Still widely regarded as one of Josephs’ most important works, his Requiem Op.39 (1963), was written in memory of the Jews who died during the Holocaust. With this score he achieved international success when, in December 1963, it won the first International Composition Competition of La Scala and the City of Milan. In January 1967 Max Rudolf introduced the piece to the United States in concerts in Cincinnati and New York and in 1972 the Chicago Symphony Orchestra programmed it three times under Carlo Maria Giulini who referred to it as ‘the most important work by a living composer’.
Josephs’ Variations on a Theme of Beethoven is one of a number of pieces, such as the 1965 Canzonas on a Theme of Rameau, which derive their inspiration from music of the past and constitute a tribute to an earlier creative artist. The dedication describes the Variations as ‘humbly offered’ in honour of the 200th anniversary of Beethoven’s birth. It was completed in March 1969 and premiered at Carnegie Hall, New York, by the London Symphony Orchestra under André Previn on 23 January 1970, the bicentenary year.
Josephs’ Fifth Symphony ‘the Pastoral’, op.75, was begun on 11 August 1970 and the orchestration completed on 27 February 1971. Like Beethoven before him, Wilfred Josephs uses his ‘Pastoral Symphony’ as a means of expressing his feelings as a city-dweller about visiting the countryside.

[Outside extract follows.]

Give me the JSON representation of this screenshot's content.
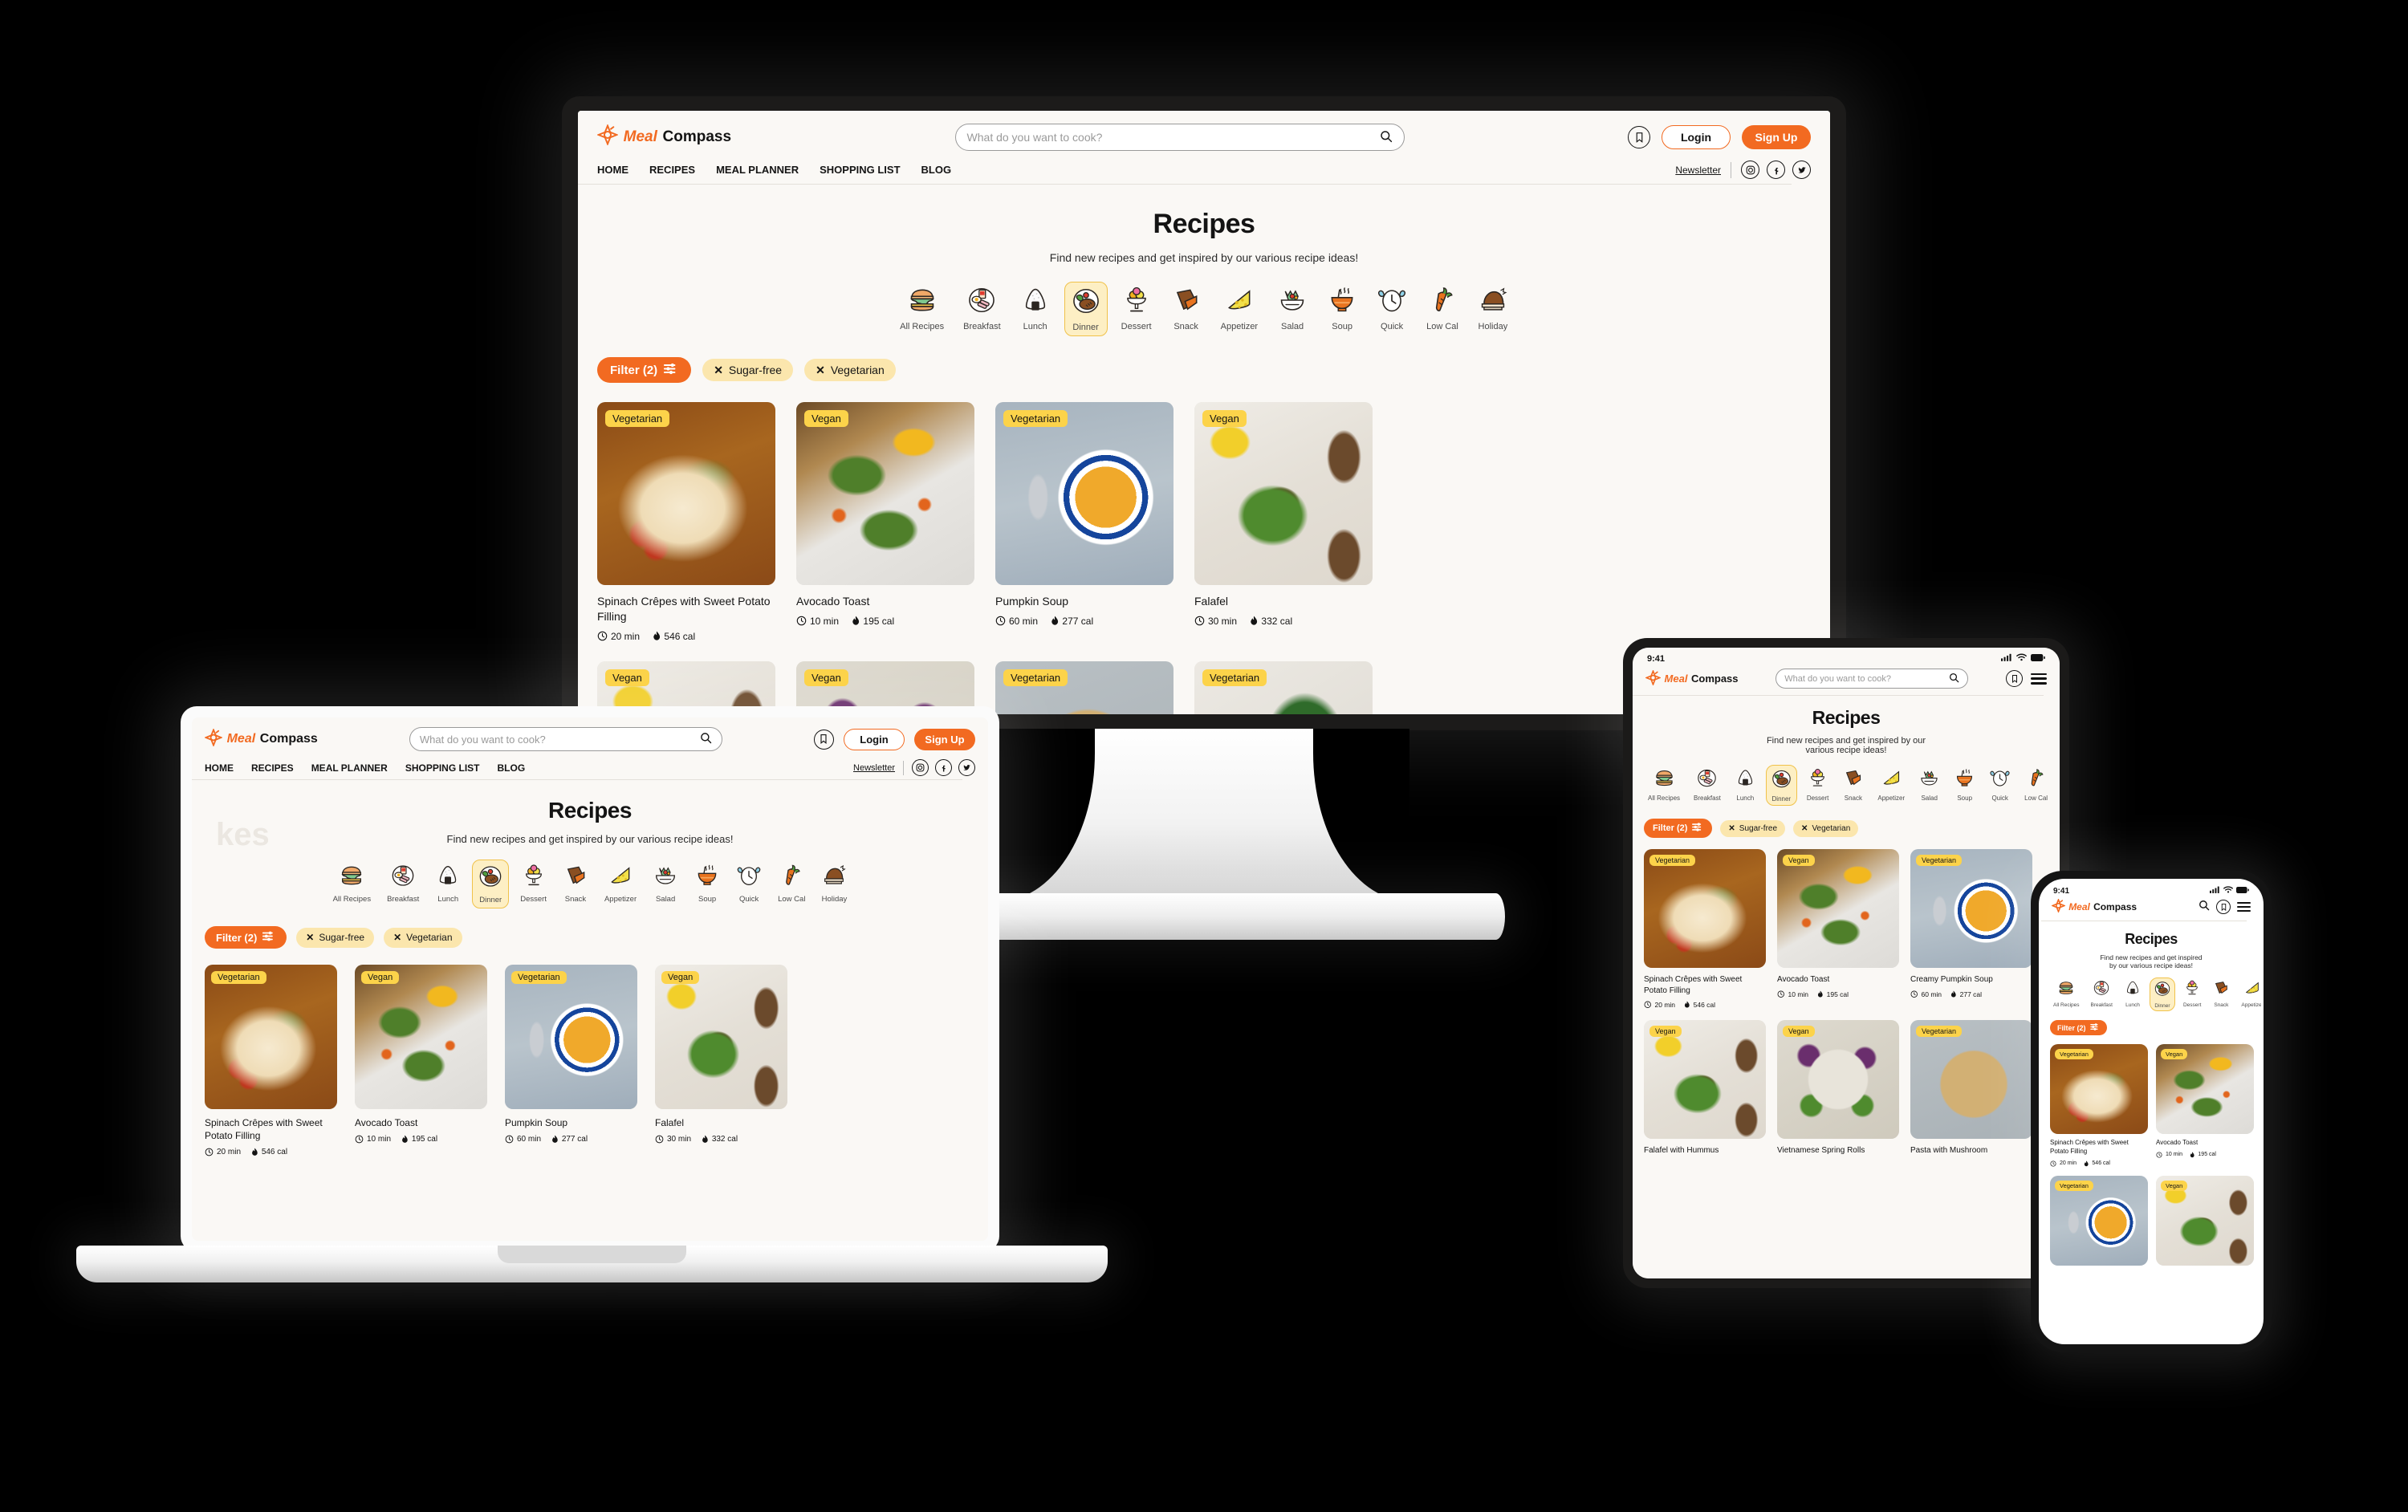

In fact most of the score was written in his Hampstead home rather than the cottage his family rented in the country and some of the composer’s desire to get away from his urban surroundings to commune with nature is reflected in the piece.
This valuable set from Lyrita reinstates a couple of releases originally on the Unicorn-Kanchana label. The hour-long Requiem (1963) had its birth in the String Quintet from two years earlier, written as a result of the trial of Adolf Eichmann and written in memory of the Jews murdered during the Holocaust. The words are taken from the Kaddish, the Jewish prayer of mourning, and the short texts have prayers for peace and for consolation. ultimate close, the feeling of peace is affecting, the harmony rocking comfortingly. Josephs's Symphony No.5 was written to a commission in 1970 from the Hull Philharmonic Society. In five movements, this ‘Pastoral’ Symphony is scored for a large orchestra. The opening movement alternates bucolic calm and powerful energy, and the second is light-hearted with a subtle introducing of ‘Sumer is icumen in’. The slow movement is an eloquent contrast to what has gone before, and the last two (the second designated ‘Epilogue’) are a linked portrait of the countryside at night. The early digital sound comes across well and turning the volume up a notch allows things to really snap into focus impressively. The only frustration I felt in auditioning this set is the realisation that Wilfred Josephs's music is sorely under-represented in the catalogue. While hoping for more, this Lyrita release is recommended with enthusiasm.
Peter Joelson, Classicalsource.com